From 1992 through 1996
- A major earthquake in 1993 and a major flood in 1996 in India was met with compassion as NLEC funded a rescue and reconstruction operation
- Foreign mission outreach expands to include Haiti, Russia, and the Philippines.
- In 1995, NLEC and the Homeless Express Network call for justice for a mentally retarded man named Johnnie Lee Wilson, from Aurora Missouri. He was given a life sentence in jail and had pled guilty under intense interrogation by the police to the murder of a family friend. Yet he was clearly innocent and had served over 9 years in the Penitentiary. A public outcry resulted in the Governor granting him clemency and declaring him innocent.
- The Cry Justice newspaper is published by NLEC from articles and letters from inmates all over Missouri and the United States. They tell their stories and reveal injustices within the prison system.
- NLEC’s largest free clothing store opens in Van Buren, Missouri.
- As the crime rate escalates in St. Louis and gangs control the neighborhoods, NLEC launched a violence prevention program with televised panel discussions and seminars on how to deal with violence in schools and near one’s home. The publication of the “Murder Free” newspaper and a campaign to violence prevention called for an end to violence.
- The Mid America Care Center is completed in New Bloomfield, MO next to KNLJ TV. It serves as offices, a broadcast studio, and a meeting place for people from all over Mid-America.

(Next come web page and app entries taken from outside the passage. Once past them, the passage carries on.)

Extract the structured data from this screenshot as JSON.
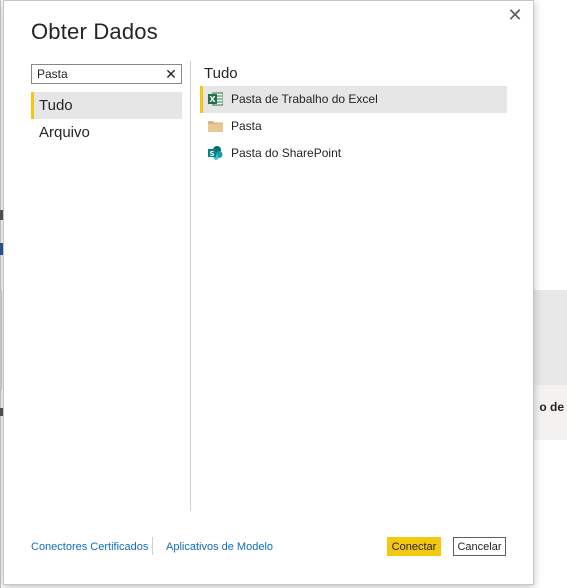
{
  "dialog": {
    "title": "Obter Dados",
    "close_icon": "close-icon"
  },
  "search": {
    "value": "Pasta",
    "clear_icon": "clear-icon"
  },
  "categories": [
    {
      "label": "Tudo",
      "selected": true
    },
    {
      "label": "Arquivo",
      "selected": false
    }
  ],
  "results": {
    "section_title": "Tudo",
    "items": [
      {
        "label": "Pasta de Trabalho do Excel",
        "icon": "excel-icon",
        "selected": true
      },
      {
        "label": "Pasta",
        "icon": "folder-icon",
        "selected": false
      },
      {
        "label": "Pasta do SharePoint",
        "icon": "sharepoint-icon",
        "selected": false
      }
    ]
  },
  "footer": {
    "certified_connectors_label": "Conectores Certificados",
    "template_apps_label": "Aplicativos de Modelo",
    "connect_label": "Conectar",
    "cancel_label": "Cancelar"
  },
  "background": {
    "card_text": "o de"
  },
  "colors": {
    "accent": "#f2c811",
    "link": "#106ebe",
    "selected_bg": "#e6e6e6",
    "excel": "#217346",
    "sharepoint": "#038387",
    "folder": "#dcb67a"
  }
}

From 1997 through 2001
- NLEC opened Free Stores in the following communities: Shelbyville, IL; Decatur, IL; Marshfield, MO; Lebanon, MO, Sedalia, MO; Popular Bluff, MO
- NLEC leads the way in Mid-America with a challenge to seek alternative energy resources. It operates its radio station in Ellington, MO off the grid with solar panels.
- NLEC begins the work of Missouri Renewable Energy (MORE), providing information to the public on clean and natural energy.
- NLEC provides 130,000 shelter nights to the homeless in the Midwest; 195,000 visits were made to the NLEC Free Stores; 290,000 food allotments were made; 330,00 counseling and referral calls were taken; 20,500 blankets were given away; 2000 heaters and 11,000 pairs of gloves were given out; 19,500 families received utility assistance; 1600 people received medical prescription of co-payee assistance; 7500 fans were provided; 10,000 care kits of personal hygiene items were given to the homeless; 8000 bus passes were given; 1100 grants to help stranded travelers were provided; 5000 shoe store certificates of $15 were provided.